_WHAT IS EXPECTED_
Set down every line of the data exactly, skipping the pictures.

_Data entries_
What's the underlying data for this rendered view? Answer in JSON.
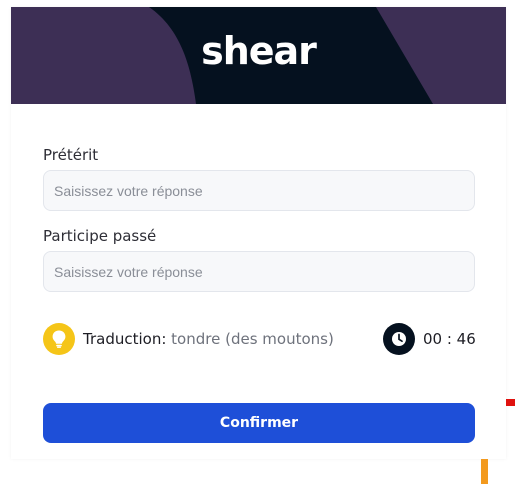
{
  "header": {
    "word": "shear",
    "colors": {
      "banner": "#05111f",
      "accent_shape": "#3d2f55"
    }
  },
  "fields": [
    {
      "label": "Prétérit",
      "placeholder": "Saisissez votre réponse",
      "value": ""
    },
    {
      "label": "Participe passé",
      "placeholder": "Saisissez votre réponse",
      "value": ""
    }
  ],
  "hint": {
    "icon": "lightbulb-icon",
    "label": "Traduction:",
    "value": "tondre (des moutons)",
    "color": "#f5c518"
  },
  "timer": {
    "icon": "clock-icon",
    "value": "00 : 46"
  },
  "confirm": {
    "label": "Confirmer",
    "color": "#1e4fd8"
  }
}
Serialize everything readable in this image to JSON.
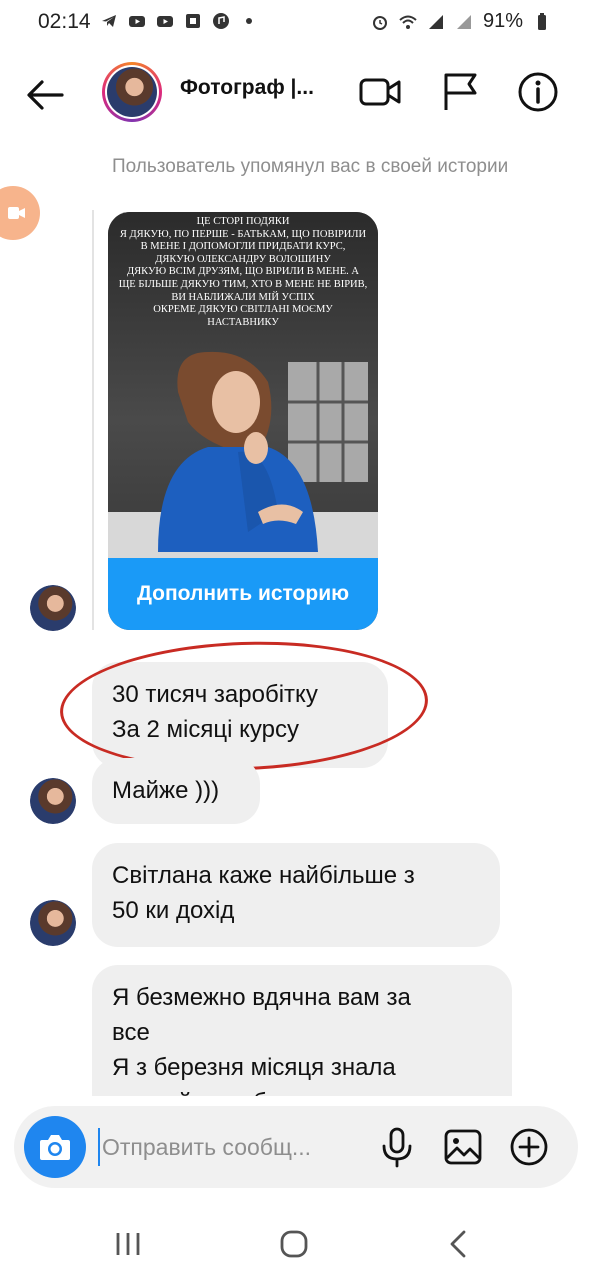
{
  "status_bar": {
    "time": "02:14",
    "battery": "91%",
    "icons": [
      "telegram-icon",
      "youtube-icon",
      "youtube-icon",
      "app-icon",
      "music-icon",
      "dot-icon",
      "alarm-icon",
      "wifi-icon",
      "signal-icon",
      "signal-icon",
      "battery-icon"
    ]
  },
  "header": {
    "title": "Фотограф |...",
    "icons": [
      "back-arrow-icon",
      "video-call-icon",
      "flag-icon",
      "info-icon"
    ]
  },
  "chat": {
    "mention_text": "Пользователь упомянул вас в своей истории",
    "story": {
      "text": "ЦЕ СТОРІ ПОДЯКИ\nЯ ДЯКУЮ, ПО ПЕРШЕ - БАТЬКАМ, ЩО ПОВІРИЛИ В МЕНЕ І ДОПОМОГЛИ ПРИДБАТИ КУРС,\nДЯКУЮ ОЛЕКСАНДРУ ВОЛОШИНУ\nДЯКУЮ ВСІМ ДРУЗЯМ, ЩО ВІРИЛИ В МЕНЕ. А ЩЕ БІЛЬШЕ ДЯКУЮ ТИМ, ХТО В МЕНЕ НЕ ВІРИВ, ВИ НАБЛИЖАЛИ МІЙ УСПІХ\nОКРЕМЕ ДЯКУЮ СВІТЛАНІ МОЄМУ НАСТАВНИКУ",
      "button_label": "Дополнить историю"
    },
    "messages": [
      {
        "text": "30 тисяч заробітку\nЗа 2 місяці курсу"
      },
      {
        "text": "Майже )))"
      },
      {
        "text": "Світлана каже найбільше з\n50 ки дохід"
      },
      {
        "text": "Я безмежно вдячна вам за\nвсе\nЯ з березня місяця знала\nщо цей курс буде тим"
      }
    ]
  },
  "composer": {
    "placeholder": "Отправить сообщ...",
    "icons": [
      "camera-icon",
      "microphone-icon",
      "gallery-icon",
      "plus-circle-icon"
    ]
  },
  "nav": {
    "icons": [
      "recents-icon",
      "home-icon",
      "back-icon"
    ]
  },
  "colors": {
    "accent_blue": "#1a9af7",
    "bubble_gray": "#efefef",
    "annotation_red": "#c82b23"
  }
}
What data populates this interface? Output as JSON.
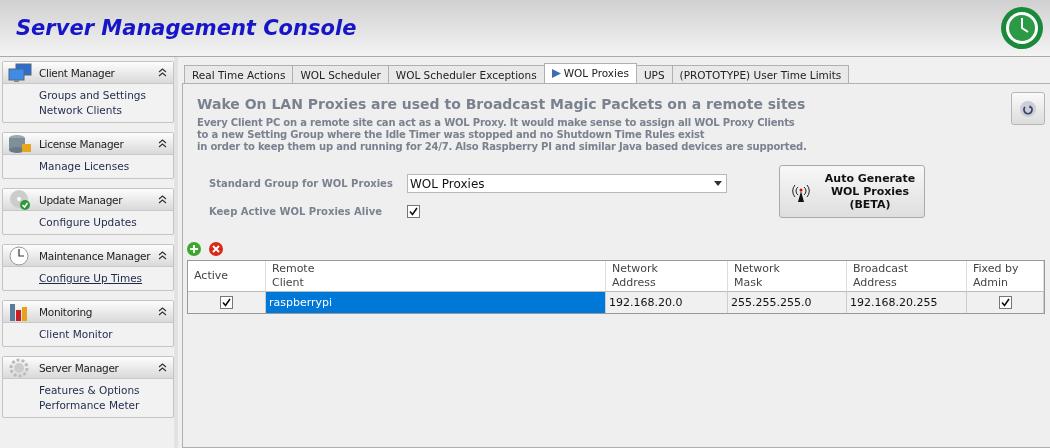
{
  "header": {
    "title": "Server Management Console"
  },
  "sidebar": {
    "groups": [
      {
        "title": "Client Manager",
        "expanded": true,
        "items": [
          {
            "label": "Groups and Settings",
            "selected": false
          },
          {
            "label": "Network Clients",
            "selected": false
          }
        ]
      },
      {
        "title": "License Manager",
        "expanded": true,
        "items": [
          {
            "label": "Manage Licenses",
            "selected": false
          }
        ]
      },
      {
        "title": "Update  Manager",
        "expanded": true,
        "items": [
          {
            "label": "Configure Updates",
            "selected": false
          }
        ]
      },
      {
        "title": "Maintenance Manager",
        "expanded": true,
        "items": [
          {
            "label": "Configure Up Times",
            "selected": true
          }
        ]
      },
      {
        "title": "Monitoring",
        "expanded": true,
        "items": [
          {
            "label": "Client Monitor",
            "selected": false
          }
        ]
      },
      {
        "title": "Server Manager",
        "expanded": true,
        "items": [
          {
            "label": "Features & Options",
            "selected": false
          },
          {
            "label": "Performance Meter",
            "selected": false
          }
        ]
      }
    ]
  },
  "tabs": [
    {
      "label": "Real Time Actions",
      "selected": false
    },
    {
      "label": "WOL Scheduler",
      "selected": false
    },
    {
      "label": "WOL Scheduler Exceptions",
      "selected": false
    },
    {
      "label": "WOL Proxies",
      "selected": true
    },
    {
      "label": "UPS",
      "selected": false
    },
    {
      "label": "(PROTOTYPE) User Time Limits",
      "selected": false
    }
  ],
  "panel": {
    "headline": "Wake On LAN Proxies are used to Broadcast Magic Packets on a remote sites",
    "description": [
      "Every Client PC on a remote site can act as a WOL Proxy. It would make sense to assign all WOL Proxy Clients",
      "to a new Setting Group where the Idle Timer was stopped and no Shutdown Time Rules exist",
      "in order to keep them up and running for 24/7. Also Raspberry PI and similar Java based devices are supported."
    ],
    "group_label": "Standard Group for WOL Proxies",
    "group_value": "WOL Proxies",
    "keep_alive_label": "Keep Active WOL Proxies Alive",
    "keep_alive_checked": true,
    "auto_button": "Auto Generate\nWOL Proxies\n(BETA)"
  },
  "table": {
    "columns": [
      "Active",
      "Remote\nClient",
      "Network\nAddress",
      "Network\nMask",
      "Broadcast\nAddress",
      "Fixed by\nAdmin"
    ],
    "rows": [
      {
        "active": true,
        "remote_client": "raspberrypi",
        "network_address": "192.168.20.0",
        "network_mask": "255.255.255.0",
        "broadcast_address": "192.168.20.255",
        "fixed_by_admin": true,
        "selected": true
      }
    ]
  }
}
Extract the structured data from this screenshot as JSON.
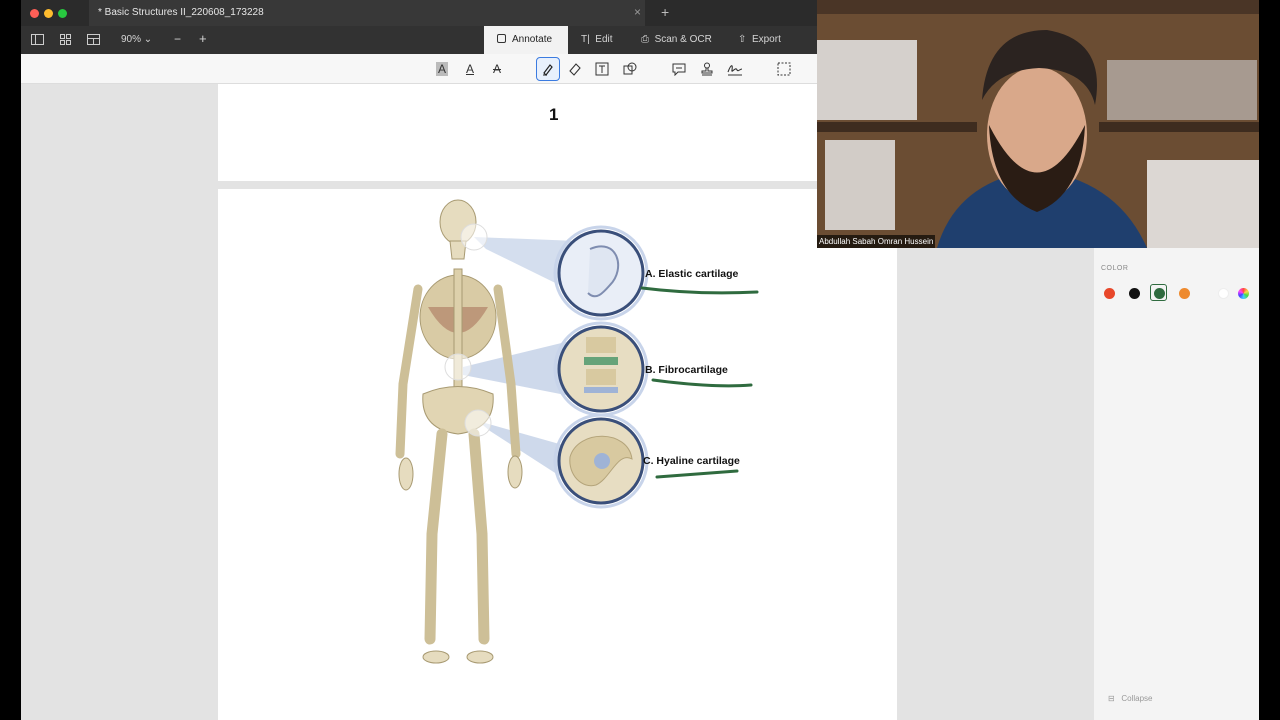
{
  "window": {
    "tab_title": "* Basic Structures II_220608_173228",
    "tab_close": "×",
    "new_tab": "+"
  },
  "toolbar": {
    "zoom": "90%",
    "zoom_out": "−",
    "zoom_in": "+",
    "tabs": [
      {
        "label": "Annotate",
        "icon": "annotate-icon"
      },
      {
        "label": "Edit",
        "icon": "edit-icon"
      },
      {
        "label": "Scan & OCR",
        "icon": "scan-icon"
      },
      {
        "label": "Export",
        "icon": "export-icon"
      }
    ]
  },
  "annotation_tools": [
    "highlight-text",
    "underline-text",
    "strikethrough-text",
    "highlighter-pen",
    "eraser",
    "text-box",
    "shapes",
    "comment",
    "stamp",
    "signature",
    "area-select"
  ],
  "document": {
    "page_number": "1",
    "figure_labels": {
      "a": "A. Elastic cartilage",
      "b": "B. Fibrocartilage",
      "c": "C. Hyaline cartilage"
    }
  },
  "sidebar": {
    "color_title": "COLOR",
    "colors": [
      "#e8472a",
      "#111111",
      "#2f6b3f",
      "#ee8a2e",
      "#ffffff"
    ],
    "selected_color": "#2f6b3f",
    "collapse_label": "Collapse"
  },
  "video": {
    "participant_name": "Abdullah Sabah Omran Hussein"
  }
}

_EXERCISE ANSWER_
What's the underlying data for this rendered view? Answer in JSON.
{
  "header": {
    "word": "shear",
    "colors": {
      "banner": "#05111f",
      "accent_shape": "#3d2f55"
    }
  },
  "fields": [
    {
      "label": "Prétérit",
      "placeholder": "Saisissez votre réponse",
      "value": ""
    },
    {
      "label": "Participe passé",
      "placeholder": "Saisissez votre réponse",
      "value": ""
    }
  ],
  "hint": {
    "icon": "lightbulb-icon",
    "label": "Traduction:",
    "value": "tondre (des moutons)",
    "color": "#f5c518"
  },
  "timer": {
    "icon": "clock-icon",
    "value": "00 : 46"
  },
  "confirm": {
    "label": "Confirmer",
    "color": "#1e4fd8"
  }
}
Serialize everything readable in this image to JSON.
{
  "status_bar": {
    "time": "02:14",
    "battery": "91%",
    "icons": [
      "telegram-icon",
      "youtube-icon",
      "youtube-icon",
      "app-icon",
      "music-icon",
      "dot-icon",
      "alarm-icon",
      "wifi-icon",
      "signal-icon",
      "signal-icon",
      "battery-icon"
    ]
  },
  "header": {
    "title": "Фотограф |...",
    "icons": [
      "back-arrow-icon",
      "video-call-icon",
      "flag-icon",
      "info-icon"
    ]
  },
  "chat": {
    "mention_text": "Пользователь упомянул вас в своей истории",
    "story": {
      "text": "ЦЕ СТОРІ ПОДЯКИ\nЯ ДЯКУЮ, ПО ПЕРШЕ - БАТЬКАМ, ЩО ПОВІРИЛИ В МЕНЕ І ДОПОМОГЛИ ПРИДБАТИ КУРС,\nДЯКУЮ ОЛЕКСАНДРУ ВОЛОШИНУ\nДЯКУЮ ВСІМ ДРУЗЯМ, ЩО ВІРИЛИ В МЕНЕ. А ЩЕ БІЛЬШЕ ДЯКУЮ ТИМ, ХТО В МЕНЕ НЕ ВІРИВ, ВИ НАБЛИЖАЛИ МІЙ УСПІХ\nОКРЕМЕ ДЯКУЮ СВІТЛАНІ МОЄМУ НАСТАВНИКУ",
      "button_label": "Дополнить историю"
    },
    "messages": [
      {
        "text": "30 тисяч заробітку\nЗа 2 місяці курсу"
      },
      {
        "text": "Майже )))"
      },
      {
        "text": "Світлана каже найбільше з\n50 ки дохід"
      },
      {
        "text": "Я безмежно вдячна вам за\nвсе\nЯ з березня місяця знала\nщо цей курс буде тим"
      }
    ]
  },
  "composer": {
    "placeholder": "Отправить сообщ...",
    "icons": [
      "camera-icon",
      "microphone-icon",
      "gallery-icon",
      "plus-circle-icon"
    ]
  },
  "nav": {
    "icons": [
      "recents-icon",
      "home-icon",
      "back-icon"
    ]
  },
  "colors": {
    "accent_blue": "#1a9af7",
    "bubble_gray": "#efefef",
    "annotation_red": "#c82b23"
  }
}
What data populates this interface? Output as JSON.
{
  "header": {
    "title": "Server Management Console"
  },
  "sidebar": {
    "groups": [
      {
        "title": "Client Manager",
        "expanded": true,
        "items": [
          {
            "label": "Groups and Settings",
            "selected": false
          },
          {
            "label": "Network Clients",
            "selected": false
          }
        ]
      },
      {
        "title": "License Manager",
        "expanded": true,
        "items": [
          {
            "label": "Manage Licenses",
            "selected": false
          }
        ]
      },
      {
        "title": "Update  Manager",
        "expanded": true,
        "items": [
          {
            "label": "Configure Updates",
            "selected": false
          }
        ]
      },
      {
        "title": "Maintenance Manager",
        "expanded": true,
        "items": [
          {
            "label": "Configure Up Times",
            "selected": true
          }
        ]
      },
      {
        "title": "Monitoring",
        "expanded": true,
        "items": [
          {
            "label": "Client Monitor",
            "selected": false
          }
        ]
      },
      {
        "title": "Server Manager",
        "expanded": true,
        "items": [
          {
            "label": "Features & Options",
            "selected": false
          },
          {
            "label": "Performance Meter",
            "selected": false
          }
        ]
      }
    ]
  },
  "tabs": [
    {
      "label": "Real Time Actions",
      "selected": false
    },
    {
      "label": "WOL Scheduler",
      "selected": false
    },
    {
      "label": "WOL Scheduler Exceptions",
      "selected": false
    },
    {
      "label": "WOL Proxies",
      "selected": true
    },
    {
      "label": "UPS",
      "selected": false
    },
    {
      "label": "(PROTOTYPE) User Time Limits",
      "selected": false
    }
  ],
  "panel": {
    "headline": "Wake On LAN Proxies are used to Broadcast Magic Packets on a remote sites",
    "description": [
      "Every Client PC on a remote site can act as a WOL Proxy. It would make sense to assign all WOL Proxy Clients",
      "to a new Setting Group where the Idle Timer was stopped and no Shutdown Time Rules exist",
      "in order to keep them up and running for 24/7. Also Raspberry PI and similar Java based devices are supported."
    ],
    "group_label": "Standard Group for WOL Proxies",
    "group_value": "WOL Proxies",
    "keep_alive_label": "Keep Active WOL Proxies Alive",
    "keep_alive_checked": true,
    "auto_button": "Auto Generate\nWOL Proxies\n(BETA)"
  },
  "table": {
    "columns": [
      "Active",
      "Remote\nClient",
      "Network\nAddress",
      "Network\nMask",
      "Broadcast\nAddress",
      "Fixed by\nAdmin"
    ],
    "rows": [
      {
        "active": true,
        "remote_client": "raspberrypi",
        "network_address": "192.168.20.0",
        "network_mask": "255.255.255.0",
        "broadcast_address": "192.168.20.255",
        "fixed_by_admin": true,
        "selected": true
      }
    ]
  }
}
Extract the structured data from this screenshot as JSON.
{
  "window": {
    "tab_title": "* Basic Structures II_220608_173228",
    "tab_close": "×",
    "new_tab": "+"
  },
  "toolbar": {
    "zoom": "90%",
    "zoom_out": "−",
    "zoom_in": "+",
    "tabs": [
      {
        "label": "Annotate",
        "icon": "annotate-icon"
      },
      {
        "label": "Edit",
        "icon": "edit-icon"
      },
      {
        "label": "Scan & OCR",
        "icon": "scan-icon"
      },
      {
        "label": "Export",
        "icon": "export-icon"
      }
    ]
  },
  "annotation_tools": [
    "highlight-text",
    "underline-text",
    "strikethrough-text",
    "highlighter-pen",
    "eraser",
    "text-box",
    "shapes",
    "comment",
    "stamp",
    "signature",
    "area-select"
  ],
  "document": {
    "page_number": "1",
    "figure_labels": {
      "a": "A. Elastic cartilage",
      "b": "B. Fibrocartilage",
      "c": "C. Hyaline cartilage"
    }
  },
  "sidebar": {
    "color_title": "COLOR",
    "colors": [
      "#e8472a",
      "#111111",
      "#2f6b3f",
      "#ee8a2e",
      "#ffffff"
    ],
    "selected_color": "#2f6b3f",
    "collapse_label": "Collapse"
  },
  "video": {
    "participant_name": "Abdullah Sabah Omran Hussein"
  }
}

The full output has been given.